Buena’ dia’, whistled the man through his gapped teeth and ratty moustache. He had a bottle of aguardiente ensconced in his dirty jacket tied on with bailer twine, and took advantage of the first available space to nestle his head into the bristly seat cover. I studied his face. A face you could climb up; its crags and boulders mimicking the Andes; rising in the surrounding pueblos. His left eye was a pastiche of the lake at Cotopaxi – minus the perpetual rainbow thrown into the sky.
Darkness seeped in from the edges turning the sky black and the cityscape into a grid of LEDs framing faster moving lights with the erratic motion of phosphorescence. The surrounding hills disappeared; surrendering the landscape to the imagination and changing the narrative of the city. Quito was a place of secrets. A means to an end. Eagerly, I awaited my chance to escape it.
I arrived on Isla San Cristòbal having flown through clouds piled on top of each other like mashed potato sculptures. If you’ve never sculpted mashed potato; give it a try. If you mash sweet potato or other root vegetables you can make a variety of colours with which to sculpt. The peaks of Cotopaxi and Chimborazo – Ecuador’s two tallest volcanoes – interrupted the windless skyline. All the way from Quito to Guayaquil the clouds made shadow pictures across the hills, which rippled like oceanic clefts and hid Andean stories in the belching belly of the earth. The pacific rolled beneath; a slave of inertia; unfazed by the moon. It buried these volcanic archipelagos under a trampoline of white clouds through which I caught glimpses of randomly placed lumps of rock and thousands of outlines of sea creatures.

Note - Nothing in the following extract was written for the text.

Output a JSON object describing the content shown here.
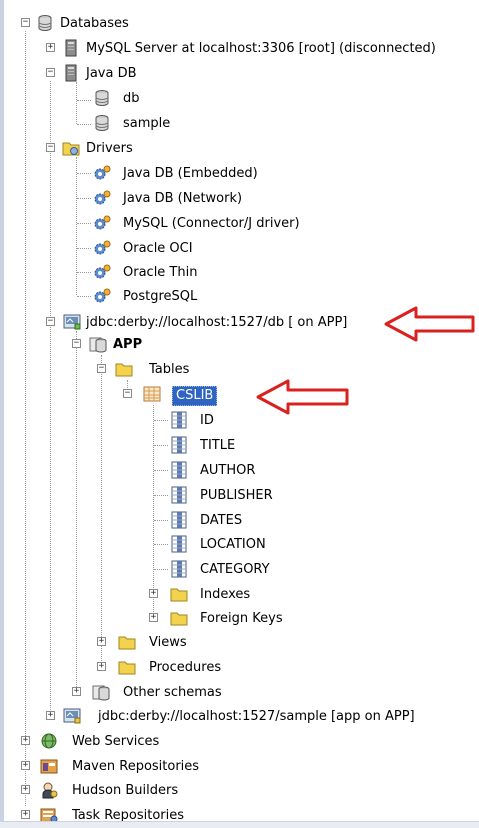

This was no tropical island. The cutthroat heat seared the coastline image to my retina; its surface as rugged and windswept as the shore I’d left in Falmouth. Its plant life as ragged and withered as an acrimonious break-up. In the highlands where the sugar cane provides sweet relief from the dusty sun by day; the dawn rolls in across the sky; a divine set change as morning breaks and night’s onomatopoeic chorus fades to hoof and horn. I hear his voice on the Southern wind and his face is carved in the lava tunnels which expose time’s secrets and assure me the world will be okay.
I’d read Dillard and listened to Corgan. I’d seen Attenborough and studied Darwin. To me this was the origin of the species. Where it all began. Where things were going to come full circle. To make that circle complete I’d armed myself with a quest: to bring a twenty-first century electro opera to where its first seeds were cracked by those finches with parrot-like beaks. Children walk around mimicking this action, by pressing the tips of the thumb and forefinger together so the fingernails make a seed picker. The finches changed the way people viewed the world and I needed something to change the way I did.